As many times as Ive listened to Come Away with Me, I never took note of Joness piano playing. On Feels Like Home it plays a central role. Her electric piano lines on "What Am I To You?" have the loose funkiness of Ralph MacDonalds '70s session work for Atlantic Records, and her economical playing throughout the disc is the starting point for many of the arrangements. And while its obvious shes the star here, she gives the other musicians on the disc plenty of room to shine. Tony Scherrs slide guitar is the centerpiece of "What Am I To You?," and his clean, edgy solo nearly steals the show.
Joness interpretation of "Be Here to Love Me" by Townes Van Zandt shows how much she and her band can bring to a song. She sings with great feeling without ever overwhelming the song -- for a vocalist of her skills, shes remarkably understated. She reaches effortlessly for the high notes and honestly expresses the longing in the lyric. Her bands restrained yet moving accompaniment gives her the room to find her way in the song. Garth Hudson joins them to add some beautiful accordion lines and Adam Levys guitar solo is a model of brevity and honesty. It also sounds great, with just a hint of tube-amp sustain.
While I like Come Away with Me, it is, for the most part, a background record, a white-wine-and-Jacuzzi disc. Feels Like Home is also a quiet record, and you can put it on in the background, but it has more going on in it. Your ear keeps being pulled toward the discs unusual and fascinating sounds, such as the banjolin and slit drum on "Sunrise," the pump organ and odd-sounding percussion (credited as "box" in the liner notes) on "Those Sweet Words," and the resonator guitar on "Humble Me." One of the most pleasant sounds on the disc is Daru Odas background vocals, featured on nearly all the tracks. Overall, Feels Like Home is grittier, bluesier, and more deeply felt than Come Away With Me.

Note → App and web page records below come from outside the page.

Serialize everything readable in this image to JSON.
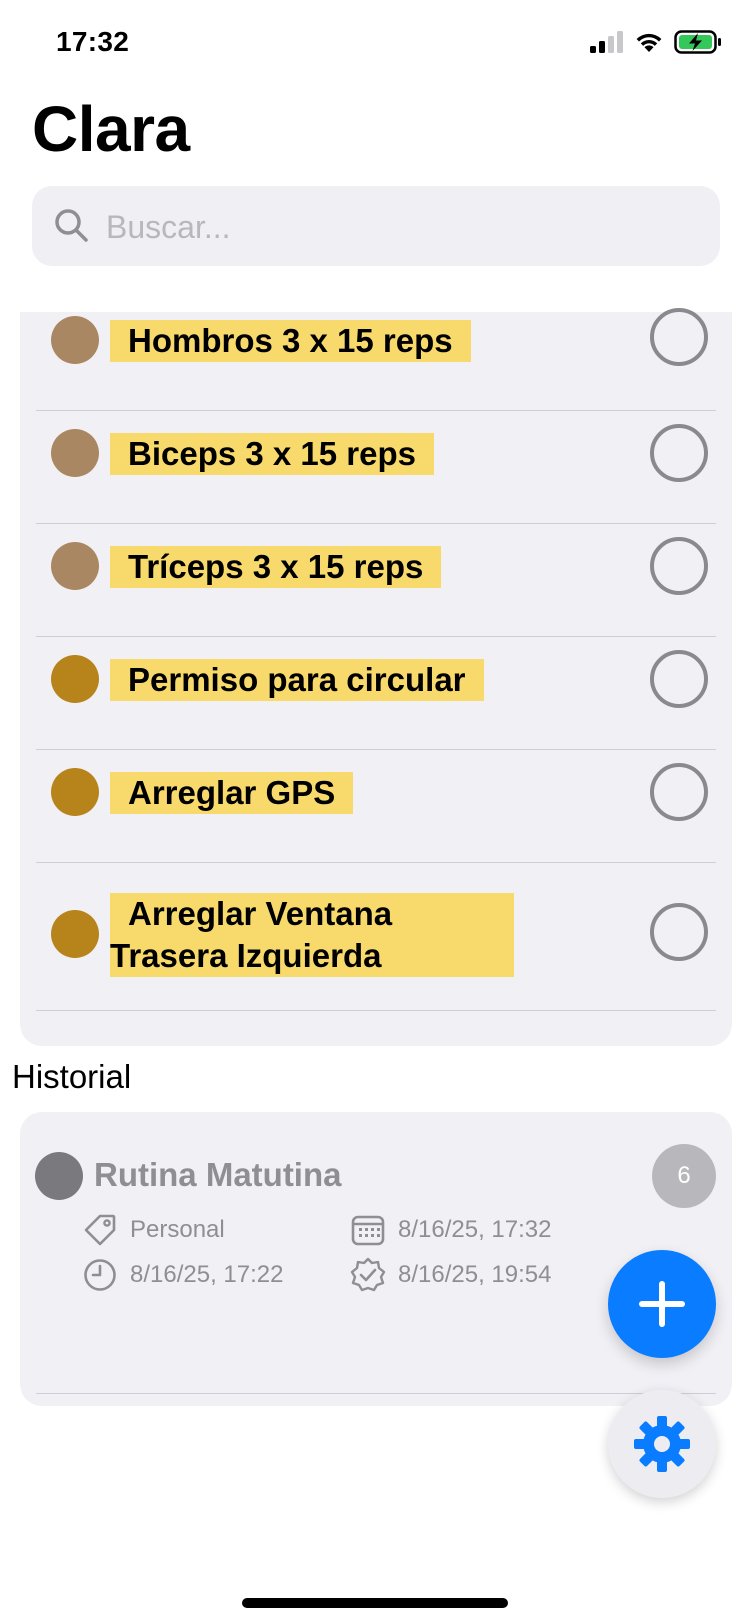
{
  "status_bar": {
    "time": "17:32",
    "icons": [
      "signal-icon",
      "wifi-icon",
      "battery-charging-icon"
    ]
  },
  "header": {
    "title": "Clara"
  },
  "search": {
    "placeholder": "Buscar..."
  },
  "colors": {
    "highlight": "#f8d96b",
    "dot_light": "#a98762",
    "dot_dark": "#b7841c",
    "accent": "#0a7cff"
  },
  "tasks": [
    {
      "label": "Hombros 3 x 15 reps",
      "dot_color": "#a98762"
    },
    {
      "label": "Biceps 3 x 15 reps",
      "dot_color": "#a98762"
    },
    {
      "label": "Tríceps 3 x 15 reps",
      "dot_color": "#a98762"
    },
    {
      "label": "Permiso para circular",
      "dot_color": "#b7841c"
    },
    {
      "label": "Arreglar GPS",
      "dot_color": "#b7841c"
    },
    {
      "label": "Arreglar Ventana Trasera Izquierda",
      "dot_color": "#b7841c"
    }
  ],
  "history": {
    "section_title": "Historial",
    "item": {
      "title": "Rutina Matutina",
      "badge": "6",
      "tag": "Personal",
      "date_due": "8/16/25, 17:32",
      "time_started": "8/16/25, 17:22",
      "time_completed": "8/16/25, 19:54"
    }
  },
  "icons": {
    "search": "search-icon",
    "tag": "tag-icon",
    "calendar": "calendar-icon",
    "clock": "clock-icon",
    "completed": "seal-check-icon",
    "add": "plus-icon",
    "settings": "gear-icon"
  }
}
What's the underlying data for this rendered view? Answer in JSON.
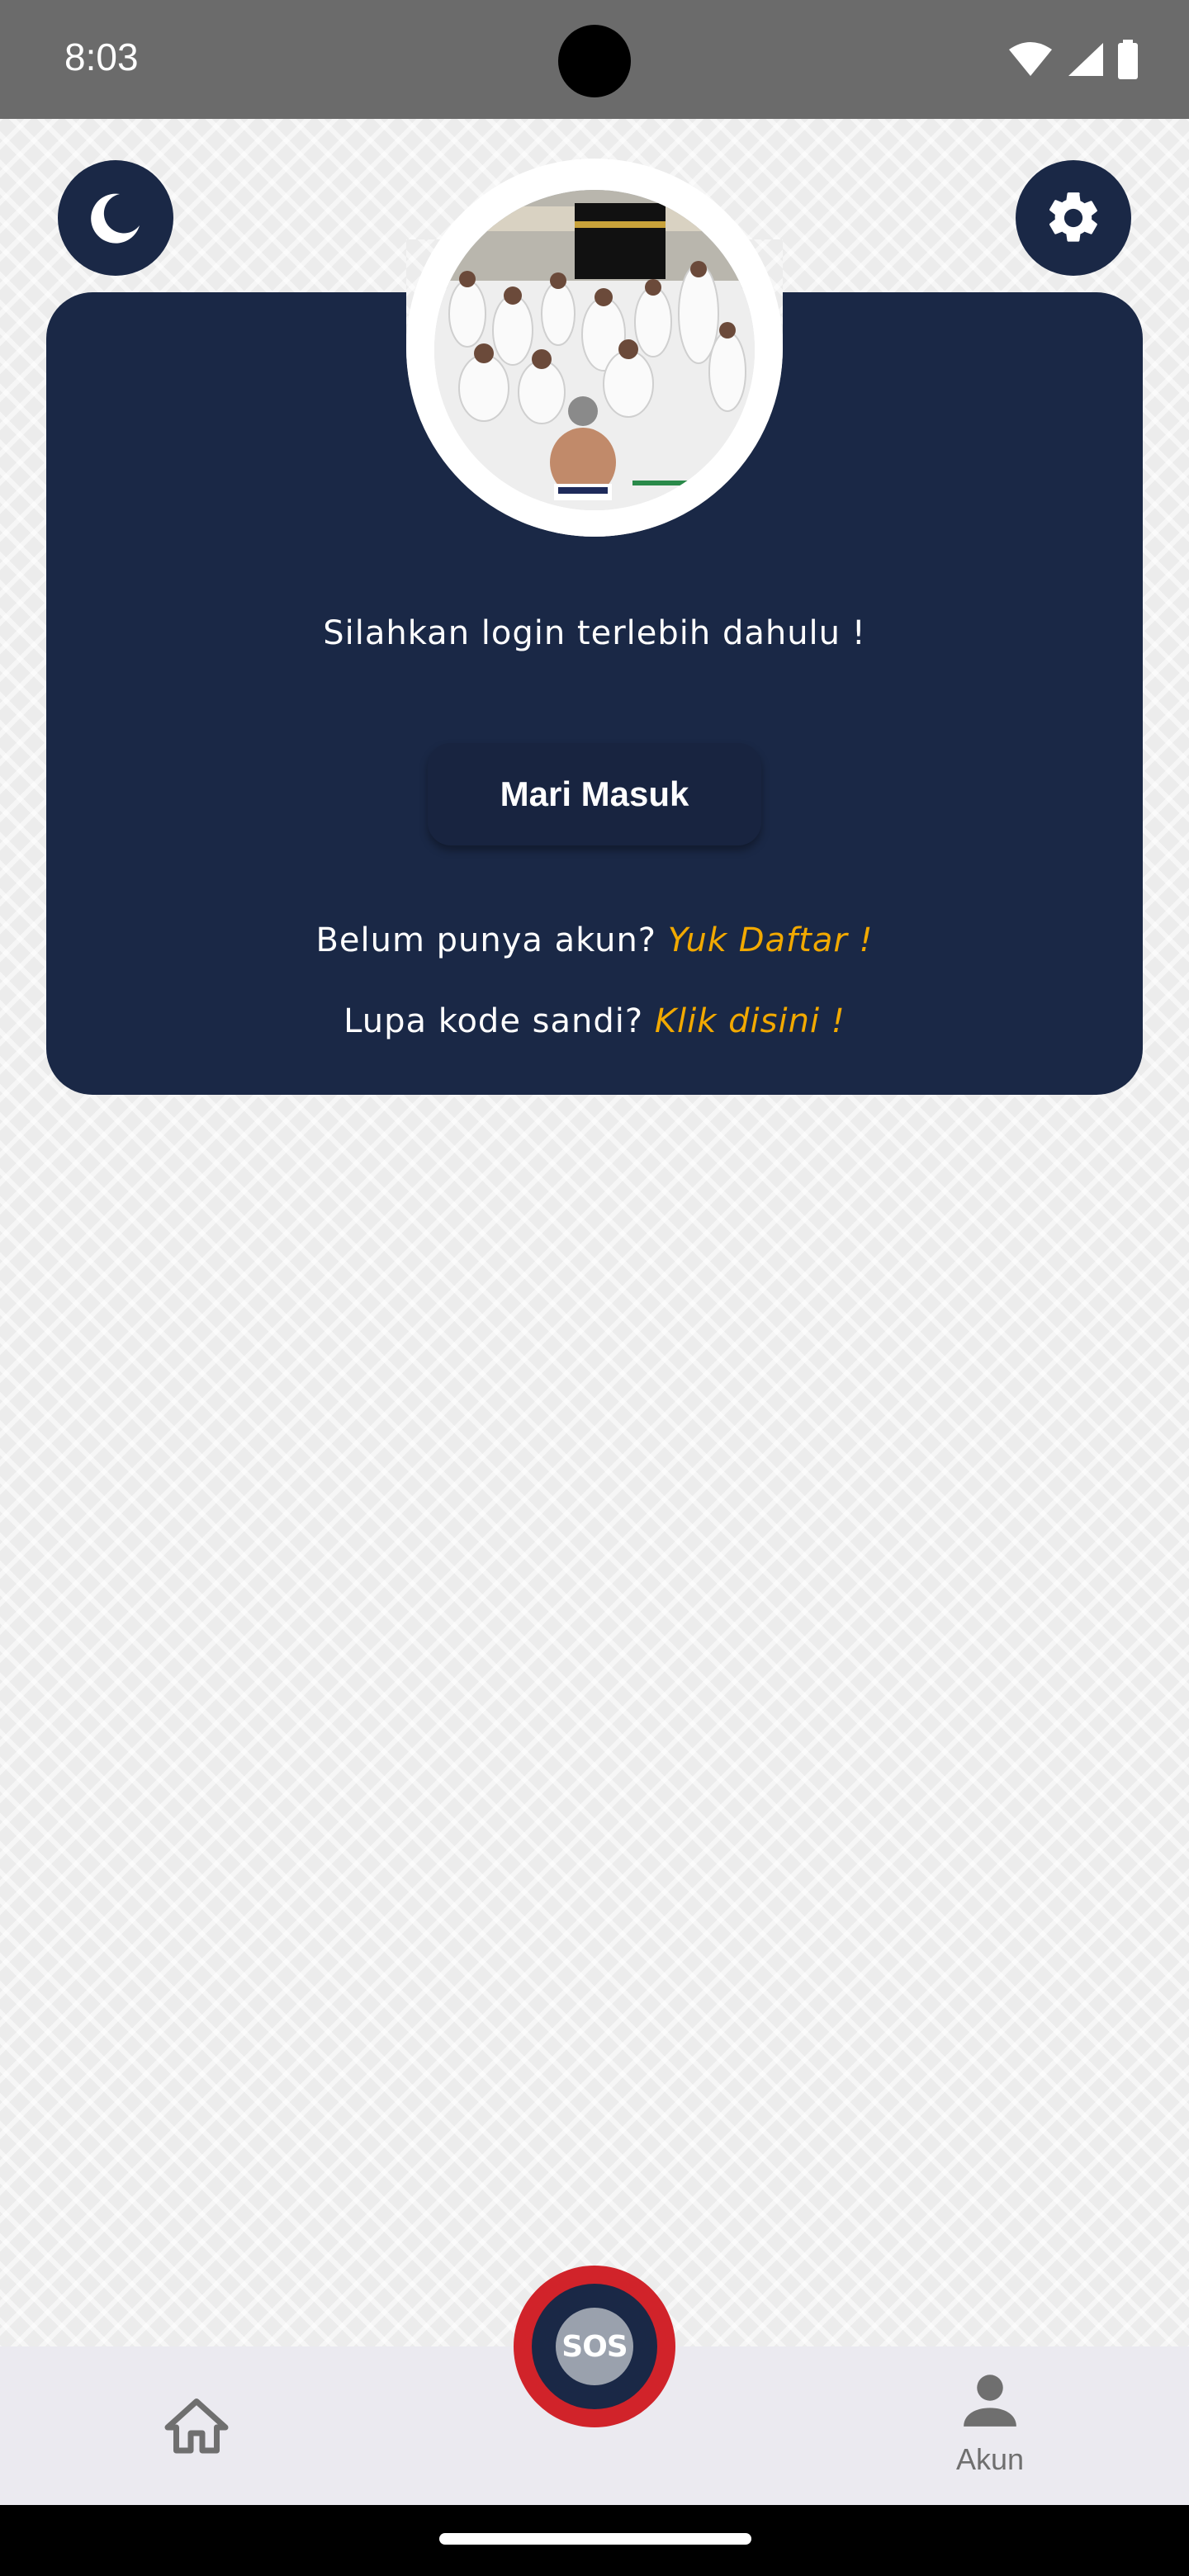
{
  "status_bar": {
    "time": "8:03",
    "icons": [
      "wifi-icon",
      "signal-icon",
      "battery-icon"
    ]
  },
  "header": {
    "theme_toggle_icon": "moon-icon",
    "settings_icon": "gear-icon"
  },
  "login_card": {
    "prompt": "Silahkan login terlebih dahulu !",
    "login_button_label": "Mari Masuk",
    "register_question": "Belum punya akun?",
    "register_link": "Yuk Daftar !",
    "forgot_question": "Lupa kode sandi?",
    "forgot_link": "Klik disini !"
  },
  "bottom_nav": {
    "items": [
      {
        "icon": "home-icon",
        "label": ""
      },
      {
        "icon": "sos-icon",
        "label": "SOS"
      },
      {
        "icon": "person-icon",
        "label": "Akun"
      }
    ]
  },
  "colors": {
    "navy": "#1a2846",
    "accent_link": "#f2a900",
    "sos_red": "#d1232a",
    "status_bar": "#6b6b6b"
  }
}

Jones closes with a Duke Ellington melody, "Melancholia," that she set words to (she retitles it "Dont Miss You at All"). Accompanying herself on piano, she turns in the closest thing to a genuine jazz vocal shes done so far -- she also captures some of Ellingtons casual elegance in her piano playing. There is one misstep on the disc. "Creepin In" proves definitively that Norah Jones cant sing country, especially when Dolly Parton joins her to show her how its done.
But Feels Like Home is filled with many rewarding moments and its exceptionally well played. Its not the truly great disc I now think Norah Jones is capable of making, but its a step closer.
GO BACK TO: